Reifenberger is proud of the diversity of programming Circle offers and talks excitedly about such shows as Upstream with Elizabeth Cook, The Bellamy Brothers’ Honky Tonk Ranch, Phil Vassar’s Songs from the Cellar, Dailey & Vincent, Jesus Calling and of course, Opry Live. But he admits the pandemic has prevented Circle from creating as many new shows as he’d hoped. “The part we got hurt the most in is we weren’t able to build a bunch of our originals because of COVID, so that was a tricky thing, but we’re very proud of our originals that we launched,” he says. “And we’ve got a lot of classics like Hee Haw and Opry Classics. What you are seeing here is more than just the music. It’s the lifestyle. We believe that fans today aren’t simply fans of the music. [They] want to have a full experience with the artist they love. They can get the music lots of places, but they want to know about them—their inspirations, their background, their story, their kids, their interests, passions, foods, fishing. Our job is to bring all that together in a much more kind of complete picture.”
After a year on the job at Circle, Reifenberger couldn’t be more excited about the team of people he works with and the music and stories they get to share with their viewers. When asked to name his favorite memory during his first year at Circle, he responds, “My best memory I’ve had 100 times and it’s every time I meet somebody in the industry just how humble and human everybody is. I find the humility in this business dramatically different than anything I’ve experienced in sports or Hollywood. There’s just a tremendous sincerity and humility no matter how big you are to stop and take time to talk to people. They all have this common path—a lot of years playing run down places and all that kind of stuff—but no two stories are the same. It’s amazing.

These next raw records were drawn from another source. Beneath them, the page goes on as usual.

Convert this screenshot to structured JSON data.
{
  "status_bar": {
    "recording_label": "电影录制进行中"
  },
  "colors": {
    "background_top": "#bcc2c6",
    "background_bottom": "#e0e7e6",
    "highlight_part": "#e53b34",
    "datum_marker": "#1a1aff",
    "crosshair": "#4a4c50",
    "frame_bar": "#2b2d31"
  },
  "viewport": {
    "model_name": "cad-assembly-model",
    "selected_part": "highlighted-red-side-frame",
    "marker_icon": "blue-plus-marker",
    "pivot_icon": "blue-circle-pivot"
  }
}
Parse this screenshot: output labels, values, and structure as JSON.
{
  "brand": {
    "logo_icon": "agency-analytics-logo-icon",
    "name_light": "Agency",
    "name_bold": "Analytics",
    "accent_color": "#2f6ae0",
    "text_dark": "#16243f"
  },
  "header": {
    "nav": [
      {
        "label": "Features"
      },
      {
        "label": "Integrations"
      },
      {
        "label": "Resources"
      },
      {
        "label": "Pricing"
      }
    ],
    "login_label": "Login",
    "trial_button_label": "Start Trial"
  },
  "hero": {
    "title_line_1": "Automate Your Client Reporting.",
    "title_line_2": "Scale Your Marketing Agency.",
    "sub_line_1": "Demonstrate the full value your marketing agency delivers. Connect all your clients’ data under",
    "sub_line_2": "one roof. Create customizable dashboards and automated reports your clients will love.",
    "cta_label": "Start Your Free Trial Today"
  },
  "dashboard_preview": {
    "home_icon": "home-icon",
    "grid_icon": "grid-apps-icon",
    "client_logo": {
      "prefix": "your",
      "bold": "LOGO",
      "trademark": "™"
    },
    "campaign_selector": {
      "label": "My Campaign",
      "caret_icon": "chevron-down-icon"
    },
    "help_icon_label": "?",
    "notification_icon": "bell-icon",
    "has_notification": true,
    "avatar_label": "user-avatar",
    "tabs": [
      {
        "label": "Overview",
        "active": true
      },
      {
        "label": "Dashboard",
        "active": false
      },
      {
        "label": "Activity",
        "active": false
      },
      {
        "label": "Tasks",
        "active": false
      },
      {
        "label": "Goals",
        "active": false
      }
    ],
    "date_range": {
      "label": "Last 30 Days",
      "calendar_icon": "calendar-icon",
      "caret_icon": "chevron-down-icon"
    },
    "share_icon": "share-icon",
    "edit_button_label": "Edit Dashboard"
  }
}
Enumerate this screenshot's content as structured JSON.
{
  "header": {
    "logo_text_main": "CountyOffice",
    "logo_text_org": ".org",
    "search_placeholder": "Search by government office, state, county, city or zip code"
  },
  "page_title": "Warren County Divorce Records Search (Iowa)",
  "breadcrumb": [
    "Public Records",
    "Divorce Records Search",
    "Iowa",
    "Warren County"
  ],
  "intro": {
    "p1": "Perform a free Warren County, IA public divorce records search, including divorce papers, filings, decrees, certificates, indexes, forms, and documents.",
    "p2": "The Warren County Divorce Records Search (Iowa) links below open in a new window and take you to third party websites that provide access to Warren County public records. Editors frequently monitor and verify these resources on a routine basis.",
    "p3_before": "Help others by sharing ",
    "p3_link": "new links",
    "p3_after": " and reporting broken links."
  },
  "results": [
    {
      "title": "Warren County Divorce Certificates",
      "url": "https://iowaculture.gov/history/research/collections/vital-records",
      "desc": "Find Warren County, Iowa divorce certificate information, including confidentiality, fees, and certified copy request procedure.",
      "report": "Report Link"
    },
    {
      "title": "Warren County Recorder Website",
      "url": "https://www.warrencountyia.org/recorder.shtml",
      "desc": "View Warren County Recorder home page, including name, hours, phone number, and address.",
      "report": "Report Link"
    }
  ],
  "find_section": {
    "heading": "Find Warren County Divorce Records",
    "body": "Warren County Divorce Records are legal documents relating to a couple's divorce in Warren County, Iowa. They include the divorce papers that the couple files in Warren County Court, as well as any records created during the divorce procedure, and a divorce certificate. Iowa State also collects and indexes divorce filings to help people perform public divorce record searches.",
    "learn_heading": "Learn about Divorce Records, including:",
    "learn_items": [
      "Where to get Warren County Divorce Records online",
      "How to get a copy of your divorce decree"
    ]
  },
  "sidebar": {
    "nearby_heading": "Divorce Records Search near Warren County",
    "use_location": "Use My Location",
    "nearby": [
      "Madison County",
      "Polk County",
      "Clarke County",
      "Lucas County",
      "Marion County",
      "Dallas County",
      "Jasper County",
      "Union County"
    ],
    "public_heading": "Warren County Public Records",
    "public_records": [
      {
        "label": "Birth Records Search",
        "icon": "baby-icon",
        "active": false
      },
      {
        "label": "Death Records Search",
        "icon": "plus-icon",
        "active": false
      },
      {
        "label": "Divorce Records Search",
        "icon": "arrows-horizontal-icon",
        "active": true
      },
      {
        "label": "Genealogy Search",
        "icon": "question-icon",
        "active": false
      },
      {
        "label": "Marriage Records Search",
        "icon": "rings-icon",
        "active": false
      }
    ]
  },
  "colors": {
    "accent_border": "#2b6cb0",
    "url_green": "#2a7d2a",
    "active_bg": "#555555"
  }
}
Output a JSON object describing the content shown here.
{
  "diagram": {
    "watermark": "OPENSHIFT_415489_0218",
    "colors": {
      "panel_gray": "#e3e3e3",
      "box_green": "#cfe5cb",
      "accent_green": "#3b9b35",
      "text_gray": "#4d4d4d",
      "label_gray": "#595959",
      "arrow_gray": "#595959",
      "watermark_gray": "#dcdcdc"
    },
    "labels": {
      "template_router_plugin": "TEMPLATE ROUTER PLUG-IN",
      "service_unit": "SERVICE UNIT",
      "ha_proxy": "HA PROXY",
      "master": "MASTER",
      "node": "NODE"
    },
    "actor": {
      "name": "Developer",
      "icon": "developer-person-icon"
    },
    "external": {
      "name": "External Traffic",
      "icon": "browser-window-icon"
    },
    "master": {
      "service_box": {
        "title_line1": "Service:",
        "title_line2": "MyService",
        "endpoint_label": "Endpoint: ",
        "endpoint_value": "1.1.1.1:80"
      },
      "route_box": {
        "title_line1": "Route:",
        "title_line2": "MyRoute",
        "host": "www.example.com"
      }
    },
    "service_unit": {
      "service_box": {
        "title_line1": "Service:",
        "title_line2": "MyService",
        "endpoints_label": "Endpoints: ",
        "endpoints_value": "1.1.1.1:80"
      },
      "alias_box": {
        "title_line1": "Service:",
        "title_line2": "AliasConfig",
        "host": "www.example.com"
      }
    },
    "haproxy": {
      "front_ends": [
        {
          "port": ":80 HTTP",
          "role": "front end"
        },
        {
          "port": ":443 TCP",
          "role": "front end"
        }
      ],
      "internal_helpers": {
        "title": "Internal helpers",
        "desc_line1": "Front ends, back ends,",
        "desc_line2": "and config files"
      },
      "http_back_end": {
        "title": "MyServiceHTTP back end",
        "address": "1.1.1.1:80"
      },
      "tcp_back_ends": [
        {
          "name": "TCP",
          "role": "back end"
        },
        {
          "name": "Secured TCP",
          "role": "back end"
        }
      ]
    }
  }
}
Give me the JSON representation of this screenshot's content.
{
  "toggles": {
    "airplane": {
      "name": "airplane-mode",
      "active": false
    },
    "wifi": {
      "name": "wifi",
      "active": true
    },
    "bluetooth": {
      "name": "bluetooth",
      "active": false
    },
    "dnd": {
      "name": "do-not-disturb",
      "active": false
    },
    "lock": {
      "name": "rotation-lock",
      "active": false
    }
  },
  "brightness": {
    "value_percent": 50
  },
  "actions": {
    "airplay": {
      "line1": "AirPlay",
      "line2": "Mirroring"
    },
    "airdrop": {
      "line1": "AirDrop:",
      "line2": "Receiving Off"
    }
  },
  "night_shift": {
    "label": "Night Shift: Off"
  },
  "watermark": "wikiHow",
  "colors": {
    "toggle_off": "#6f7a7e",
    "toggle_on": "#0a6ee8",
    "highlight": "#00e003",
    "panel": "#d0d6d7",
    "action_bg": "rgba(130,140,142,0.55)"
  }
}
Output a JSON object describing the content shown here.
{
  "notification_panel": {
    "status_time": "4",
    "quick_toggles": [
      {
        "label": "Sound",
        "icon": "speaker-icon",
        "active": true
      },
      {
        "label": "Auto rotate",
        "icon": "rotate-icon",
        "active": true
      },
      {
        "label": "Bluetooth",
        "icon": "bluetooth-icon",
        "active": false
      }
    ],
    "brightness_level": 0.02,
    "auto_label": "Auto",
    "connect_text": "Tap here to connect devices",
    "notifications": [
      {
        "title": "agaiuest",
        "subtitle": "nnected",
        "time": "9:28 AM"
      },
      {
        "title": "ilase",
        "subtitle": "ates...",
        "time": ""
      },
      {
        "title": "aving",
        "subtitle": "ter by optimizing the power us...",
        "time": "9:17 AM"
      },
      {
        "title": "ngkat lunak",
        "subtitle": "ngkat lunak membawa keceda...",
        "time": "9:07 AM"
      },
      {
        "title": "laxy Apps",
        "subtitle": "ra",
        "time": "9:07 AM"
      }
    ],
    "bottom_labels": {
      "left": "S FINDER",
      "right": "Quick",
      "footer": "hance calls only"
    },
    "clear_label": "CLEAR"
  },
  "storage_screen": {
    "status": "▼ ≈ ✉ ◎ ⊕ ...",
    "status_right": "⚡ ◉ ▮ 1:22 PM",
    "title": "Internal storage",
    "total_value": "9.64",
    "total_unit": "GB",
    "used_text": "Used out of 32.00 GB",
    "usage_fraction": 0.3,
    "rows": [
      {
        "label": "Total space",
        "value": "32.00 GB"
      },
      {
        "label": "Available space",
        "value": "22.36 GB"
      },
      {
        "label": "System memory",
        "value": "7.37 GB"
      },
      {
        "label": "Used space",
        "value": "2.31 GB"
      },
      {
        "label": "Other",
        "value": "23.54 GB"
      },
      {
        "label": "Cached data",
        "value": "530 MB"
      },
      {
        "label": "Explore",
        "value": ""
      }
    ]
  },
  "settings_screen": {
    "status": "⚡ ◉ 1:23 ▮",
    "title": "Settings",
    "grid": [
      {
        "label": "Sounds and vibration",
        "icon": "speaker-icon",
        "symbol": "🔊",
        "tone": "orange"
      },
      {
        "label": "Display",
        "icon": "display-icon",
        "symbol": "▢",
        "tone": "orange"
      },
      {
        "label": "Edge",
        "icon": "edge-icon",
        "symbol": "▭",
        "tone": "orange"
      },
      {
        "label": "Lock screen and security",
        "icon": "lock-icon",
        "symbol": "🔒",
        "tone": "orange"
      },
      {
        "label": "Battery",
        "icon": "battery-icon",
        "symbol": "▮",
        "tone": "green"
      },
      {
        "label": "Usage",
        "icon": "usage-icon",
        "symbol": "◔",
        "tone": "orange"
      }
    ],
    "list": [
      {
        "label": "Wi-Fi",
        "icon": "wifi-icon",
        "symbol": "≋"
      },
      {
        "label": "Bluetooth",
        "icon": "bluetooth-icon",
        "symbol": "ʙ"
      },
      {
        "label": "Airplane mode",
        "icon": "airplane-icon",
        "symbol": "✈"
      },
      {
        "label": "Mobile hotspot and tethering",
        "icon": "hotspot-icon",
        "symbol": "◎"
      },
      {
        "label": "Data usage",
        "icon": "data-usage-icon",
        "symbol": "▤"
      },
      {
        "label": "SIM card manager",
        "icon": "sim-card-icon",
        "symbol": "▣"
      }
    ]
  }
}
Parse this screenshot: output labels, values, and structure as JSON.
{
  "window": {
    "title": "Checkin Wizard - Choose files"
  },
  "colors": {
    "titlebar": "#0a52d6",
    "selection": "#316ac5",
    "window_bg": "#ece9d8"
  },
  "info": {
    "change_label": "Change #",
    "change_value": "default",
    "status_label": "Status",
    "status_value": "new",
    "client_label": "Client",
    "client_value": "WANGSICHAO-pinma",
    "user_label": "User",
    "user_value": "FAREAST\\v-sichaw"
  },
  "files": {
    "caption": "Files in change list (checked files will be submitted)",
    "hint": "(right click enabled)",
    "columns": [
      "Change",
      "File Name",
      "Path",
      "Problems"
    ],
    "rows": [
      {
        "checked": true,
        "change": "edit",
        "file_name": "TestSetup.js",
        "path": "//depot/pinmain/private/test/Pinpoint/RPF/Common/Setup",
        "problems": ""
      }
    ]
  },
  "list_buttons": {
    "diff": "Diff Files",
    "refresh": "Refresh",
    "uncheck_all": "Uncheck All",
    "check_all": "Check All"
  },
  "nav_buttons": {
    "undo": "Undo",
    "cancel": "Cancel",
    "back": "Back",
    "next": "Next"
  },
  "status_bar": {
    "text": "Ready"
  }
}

“Obviously the early weeks in the pandemic with the Opry with no audience was very memorable, trying to navigate that. It was very emotional with this empty house,” he says reflecting on the times when there was no live audience in the Opry House due to the pandemic. “Those memories obviously will always stick with me for sure. But mostly it’s every time I encounter people, just how nice everybody is and how helpful. I’ve had some really, really kind people who have taken me under their wing. There’s been big names who are not too big to help.”
For information on how to tune in to the Circle Network, visit circleallaccess.com.